▶ [Directions for this task]
What lines in the material hold the string "title"? Copy out each of them.

▶ [Source information]
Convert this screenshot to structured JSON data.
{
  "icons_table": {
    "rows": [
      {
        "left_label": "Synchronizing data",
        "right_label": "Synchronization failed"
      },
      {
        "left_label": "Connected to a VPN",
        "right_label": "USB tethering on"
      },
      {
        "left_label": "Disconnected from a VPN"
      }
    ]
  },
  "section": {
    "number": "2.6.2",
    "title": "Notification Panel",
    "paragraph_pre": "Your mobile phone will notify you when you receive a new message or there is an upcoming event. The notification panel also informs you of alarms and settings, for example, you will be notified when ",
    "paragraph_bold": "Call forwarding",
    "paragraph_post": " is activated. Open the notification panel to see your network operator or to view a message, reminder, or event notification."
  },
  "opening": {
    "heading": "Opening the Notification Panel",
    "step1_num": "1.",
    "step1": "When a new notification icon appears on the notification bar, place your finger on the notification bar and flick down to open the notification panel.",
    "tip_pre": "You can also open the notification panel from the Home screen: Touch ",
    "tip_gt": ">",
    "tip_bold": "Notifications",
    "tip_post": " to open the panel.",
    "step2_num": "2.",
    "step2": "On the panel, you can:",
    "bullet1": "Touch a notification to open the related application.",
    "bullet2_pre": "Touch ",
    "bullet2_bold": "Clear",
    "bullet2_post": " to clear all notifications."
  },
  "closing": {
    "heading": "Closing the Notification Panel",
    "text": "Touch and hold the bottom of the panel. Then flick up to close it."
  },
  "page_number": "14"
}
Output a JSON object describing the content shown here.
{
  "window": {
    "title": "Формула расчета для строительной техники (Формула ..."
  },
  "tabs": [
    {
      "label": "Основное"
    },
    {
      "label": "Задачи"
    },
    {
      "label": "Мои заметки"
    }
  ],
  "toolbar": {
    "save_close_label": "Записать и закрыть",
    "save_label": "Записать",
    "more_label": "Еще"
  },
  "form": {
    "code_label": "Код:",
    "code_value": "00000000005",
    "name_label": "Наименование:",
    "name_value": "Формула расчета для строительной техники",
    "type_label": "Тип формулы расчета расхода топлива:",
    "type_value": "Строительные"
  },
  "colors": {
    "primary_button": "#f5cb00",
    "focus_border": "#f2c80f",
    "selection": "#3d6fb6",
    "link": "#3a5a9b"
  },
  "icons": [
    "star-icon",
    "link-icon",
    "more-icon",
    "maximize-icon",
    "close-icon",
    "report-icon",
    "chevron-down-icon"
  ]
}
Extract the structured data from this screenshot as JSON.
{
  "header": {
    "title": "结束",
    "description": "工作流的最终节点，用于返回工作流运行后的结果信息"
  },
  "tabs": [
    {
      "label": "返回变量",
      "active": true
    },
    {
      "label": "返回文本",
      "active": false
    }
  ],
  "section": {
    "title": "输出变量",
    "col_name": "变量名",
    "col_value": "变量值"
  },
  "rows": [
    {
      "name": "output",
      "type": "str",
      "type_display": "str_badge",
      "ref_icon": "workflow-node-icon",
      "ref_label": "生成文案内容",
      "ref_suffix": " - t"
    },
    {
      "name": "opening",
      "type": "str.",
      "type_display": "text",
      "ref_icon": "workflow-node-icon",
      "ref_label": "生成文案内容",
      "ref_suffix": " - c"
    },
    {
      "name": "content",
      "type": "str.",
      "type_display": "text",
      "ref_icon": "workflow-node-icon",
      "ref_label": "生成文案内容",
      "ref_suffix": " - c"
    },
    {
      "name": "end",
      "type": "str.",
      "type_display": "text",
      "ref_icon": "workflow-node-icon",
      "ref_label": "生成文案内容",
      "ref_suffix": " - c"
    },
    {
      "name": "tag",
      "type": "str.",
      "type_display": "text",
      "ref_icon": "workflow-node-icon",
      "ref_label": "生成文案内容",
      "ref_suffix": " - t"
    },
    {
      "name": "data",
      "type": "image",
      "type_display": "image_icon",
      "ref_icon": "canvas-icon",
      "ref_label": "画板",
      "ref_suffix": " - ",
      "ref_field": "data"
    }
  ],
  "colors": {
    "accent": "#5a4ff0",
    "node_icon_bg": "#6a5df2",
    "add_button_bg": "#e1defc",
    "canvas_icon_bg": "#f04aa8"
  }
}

▶ [Problem solution]
    "title": "Notification Panel",
    "title": "Формула расчета для строительной техники (Формула ..."
    "title": "结束",
    "title": "输出变量",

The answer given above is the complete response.